SmCo magnets (Samarium Cobalt) are also part of the rare earth family. The compound of Samarium Cobalt was discovered
in 1966 by Dr. Karl J. Strnat. They were once the most powerful permanent magnet, but NdFeB magnets have surpassed them.
Samarium cobalt is a powdered metal which is compacted when it is near a magnetic field and then sintered. Sintered means
that when a compacted powder magnet is exposed to heat treat operation, the full density and magnetic orientation can be
SmCo magnets have also a very strong magnetic field. They tend to resist
demagnetization extremely well. Unlike Neodymium magnets, it is also very corrosion resistant.
SmCo magnets can operate at higher temperatures up to 300°C and are widely used in applications
in which higher operating temperature and higher corrosion and oxidation resistance are crucial.

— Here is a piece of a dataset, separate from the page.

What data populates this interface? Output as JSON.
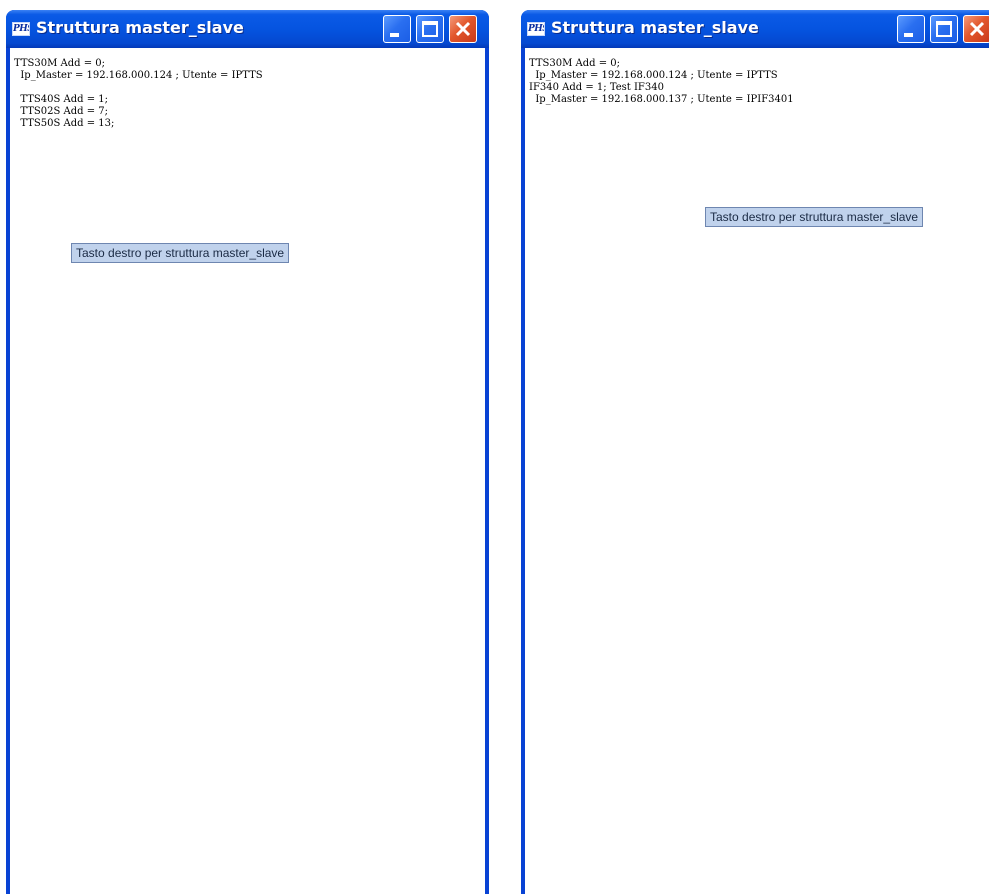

The temperature coefficient of remanence is usually less than ±0.05%.
Two common compositions of SmCo magnets are SmCo5 and Sm
2Co17. They can be sintered and
bonded. Generally, the cost of SmCo magnets is higher than NdFeB magnets. But NdFeB magnets are
stronger than SmCo magnets.